* _What is required_
Repeat, exactly and alone, every line from the line that contains "Read all visible content and emit it as JSON." to the end of the entries.

* _Data about app and page elements_
----------
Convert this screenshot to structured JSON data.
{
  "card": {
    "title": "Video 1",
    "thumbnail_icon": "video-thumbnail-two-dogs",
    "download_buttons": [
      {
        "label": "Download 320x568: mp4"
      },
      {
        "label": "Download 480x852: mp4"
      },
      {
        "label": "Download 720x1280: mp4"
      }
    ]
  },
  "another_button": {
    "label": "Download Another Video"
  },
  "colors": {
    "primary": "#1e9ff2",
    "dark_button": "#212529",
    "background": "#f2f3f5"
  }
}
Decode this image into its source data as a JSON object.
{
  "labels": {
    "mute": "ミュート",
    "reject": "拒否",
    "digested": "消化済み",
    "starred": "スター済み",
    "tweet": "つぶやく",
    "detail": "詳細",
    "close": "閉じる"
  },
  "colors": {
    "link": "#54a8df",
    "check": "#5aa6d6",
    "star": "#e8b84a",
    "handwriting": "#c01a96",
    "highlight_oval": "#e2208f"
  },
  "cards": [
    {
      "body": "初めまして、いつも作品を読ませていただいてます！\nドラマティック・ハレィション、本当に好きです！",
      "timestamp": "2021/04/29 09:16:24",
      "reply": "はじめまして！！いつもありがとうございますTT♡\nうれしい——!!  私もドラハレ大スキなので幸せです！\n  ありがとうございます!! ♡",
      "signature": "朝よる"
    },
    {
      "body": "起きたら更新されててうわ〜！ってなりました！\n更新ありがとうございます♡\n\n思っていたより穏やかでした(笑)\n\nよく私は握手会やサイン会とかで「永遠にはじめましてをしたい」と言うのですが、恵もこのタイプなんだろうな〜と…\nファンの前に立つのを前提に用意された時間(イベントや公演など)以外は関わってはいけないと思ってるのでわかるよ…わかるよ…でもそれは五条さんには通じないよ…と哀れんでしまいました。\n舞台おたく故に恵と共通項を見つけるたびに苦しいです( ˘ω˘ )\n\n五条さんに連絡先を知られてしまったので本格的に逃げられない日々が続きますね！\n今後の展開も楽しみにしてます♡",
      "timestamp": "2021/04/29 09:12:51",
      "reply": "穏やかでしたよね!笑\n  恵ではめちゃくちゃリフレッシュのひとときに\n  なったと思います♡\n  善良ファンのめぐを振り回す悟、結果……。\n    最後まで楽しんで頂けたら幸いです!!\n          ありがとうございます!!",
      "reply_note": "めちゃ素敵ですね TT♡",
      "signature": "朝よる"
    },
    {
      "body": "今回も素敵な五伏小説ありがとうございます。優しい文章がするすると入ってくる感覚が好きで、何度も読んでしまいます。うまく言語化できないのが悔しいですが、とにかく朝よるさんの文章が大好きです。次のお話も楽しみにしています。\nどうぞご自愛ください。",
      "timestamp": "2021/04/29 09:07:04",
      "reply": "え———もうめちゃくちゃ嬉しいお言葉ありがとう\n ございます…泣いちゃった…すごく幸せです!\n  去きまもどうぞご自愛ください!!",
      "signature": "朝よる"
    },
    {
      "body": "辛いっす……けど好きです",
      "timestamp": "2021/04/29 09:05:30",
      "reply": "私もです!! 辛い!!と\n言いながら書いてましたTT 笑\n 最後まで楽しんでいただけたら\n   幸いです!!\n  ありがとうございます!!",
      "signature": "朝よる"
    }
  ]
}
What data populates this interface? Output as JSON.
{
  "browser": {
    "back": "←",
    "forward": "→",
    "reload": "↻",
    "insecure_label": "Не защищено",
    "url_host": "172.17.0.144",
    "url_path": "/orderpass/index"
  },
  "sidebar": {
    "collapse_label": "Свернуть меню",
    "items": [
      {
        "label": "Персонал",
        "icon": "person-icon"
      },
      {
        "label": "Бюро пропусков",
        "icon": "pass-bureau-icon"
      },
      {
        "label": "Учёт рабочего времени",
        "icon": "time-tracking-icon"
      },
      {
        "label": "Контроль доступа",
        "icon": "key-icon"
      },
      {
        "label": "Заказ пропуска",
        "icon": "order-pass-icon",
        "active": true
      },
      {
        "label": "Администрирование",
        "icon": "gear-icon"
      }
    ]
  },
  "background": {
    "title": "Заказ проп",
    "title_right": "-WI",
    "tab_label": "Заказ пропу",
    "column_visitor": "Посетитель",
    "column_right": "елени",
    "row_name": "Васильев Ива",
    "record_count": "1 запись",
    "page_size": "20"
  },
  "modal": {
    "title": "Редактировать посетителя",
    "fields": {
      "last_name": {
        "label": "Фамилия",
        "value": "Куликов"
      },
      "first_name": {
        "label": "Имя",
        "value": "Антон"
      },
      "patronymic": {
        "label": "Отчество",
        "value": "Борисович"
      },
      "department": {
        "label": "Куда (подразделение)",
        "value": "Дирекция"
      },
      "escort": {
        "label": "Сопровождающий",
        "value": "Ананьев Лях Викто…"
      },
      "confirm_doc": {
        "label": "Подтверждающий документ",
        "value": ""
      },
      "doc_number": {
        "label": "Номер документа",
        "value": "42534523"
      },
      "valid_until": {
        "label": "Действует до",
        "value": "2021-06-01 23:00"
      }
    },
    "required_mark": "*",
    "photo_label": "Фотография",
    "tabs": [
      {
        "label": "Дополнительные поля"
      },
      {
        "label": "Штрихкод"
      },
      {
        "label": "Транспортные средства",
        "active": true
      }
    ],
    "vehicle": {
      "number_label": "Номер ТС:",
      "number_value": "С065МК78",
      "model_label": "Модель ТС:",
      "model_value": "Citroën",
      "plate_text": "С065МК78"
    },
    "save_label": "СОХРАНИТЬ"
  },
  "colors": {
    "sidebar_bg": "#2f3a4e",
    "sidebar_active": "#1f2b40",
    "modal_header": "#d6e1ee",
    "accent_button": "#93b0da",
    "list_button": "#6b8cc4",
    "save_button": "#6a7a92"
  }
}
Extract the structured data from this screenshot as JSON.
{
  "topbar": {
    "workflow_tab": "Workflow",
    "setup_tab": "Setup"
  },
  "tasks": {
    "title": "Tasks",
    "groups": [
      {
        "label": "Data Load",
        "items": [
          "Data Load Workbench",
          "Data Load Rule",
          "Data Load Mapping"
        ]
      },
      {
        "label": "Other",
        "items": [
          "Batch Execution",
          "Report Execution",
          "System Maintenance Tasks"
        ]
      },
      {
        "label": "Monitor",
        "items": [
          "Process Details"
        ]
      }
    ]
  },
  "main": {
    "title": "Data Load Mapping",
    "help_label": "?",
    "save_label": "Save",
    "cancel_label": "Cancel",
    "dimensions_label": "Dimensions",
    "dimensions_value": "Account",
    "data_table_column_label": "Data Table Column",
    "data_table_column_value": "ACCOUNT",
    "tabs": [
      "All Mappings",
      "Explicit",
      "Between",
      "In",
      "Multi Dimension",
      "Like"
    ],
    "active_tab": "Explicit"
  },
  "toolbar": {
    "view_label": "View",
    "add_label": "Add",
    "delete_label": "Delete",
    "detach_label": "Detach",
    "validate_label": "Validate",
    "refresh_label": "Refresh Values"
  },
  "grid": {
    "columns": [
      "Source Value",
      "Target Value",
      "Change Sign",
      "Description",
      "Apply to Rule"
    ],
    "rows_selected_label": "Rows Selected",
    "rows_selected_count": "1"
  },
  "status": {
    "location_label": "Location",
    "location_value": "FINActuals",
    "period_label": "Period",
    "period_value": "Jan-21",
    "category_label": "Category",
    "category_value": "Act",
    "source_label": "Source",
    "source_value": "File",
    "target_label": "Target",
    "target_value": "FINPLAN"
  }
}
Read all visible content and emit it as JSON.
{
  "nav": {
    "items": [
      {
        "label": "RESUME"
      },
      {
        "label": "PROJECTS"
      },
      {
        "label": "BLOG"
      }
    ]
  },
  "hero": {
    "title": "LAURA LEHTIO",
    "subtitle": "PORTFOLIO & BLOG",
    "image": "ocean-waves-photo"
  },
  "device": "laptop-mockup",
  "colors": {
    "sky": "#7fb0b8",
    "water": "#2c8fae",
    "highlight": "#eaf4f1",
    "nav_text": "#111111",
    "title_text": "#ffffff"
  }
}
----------
* _Your solution_
Read all visible content and emit it as JSON.
{
  "nav": {
    "items": [
      {
        "label": "RESUME"
      },
      {
        "label": "PROJECTS"
      },
      {
        "label": "BLOG"
      }
    ]
  },
  "hero": {
    "title": "LAURA LEHTIO",
    "subtitle": "PORTFOLIO & BLOG",
    "image": "ocean-waves-photo"
  },
  "device": "laptop-mockup",
  "colors": {
    "sky": "#7fb0b8",
    "water": "#2c8fae",
    "highlight": "#eaf4f1",
    "nav_text": "#111111",
    "title_text": "#ffffff"
  }
}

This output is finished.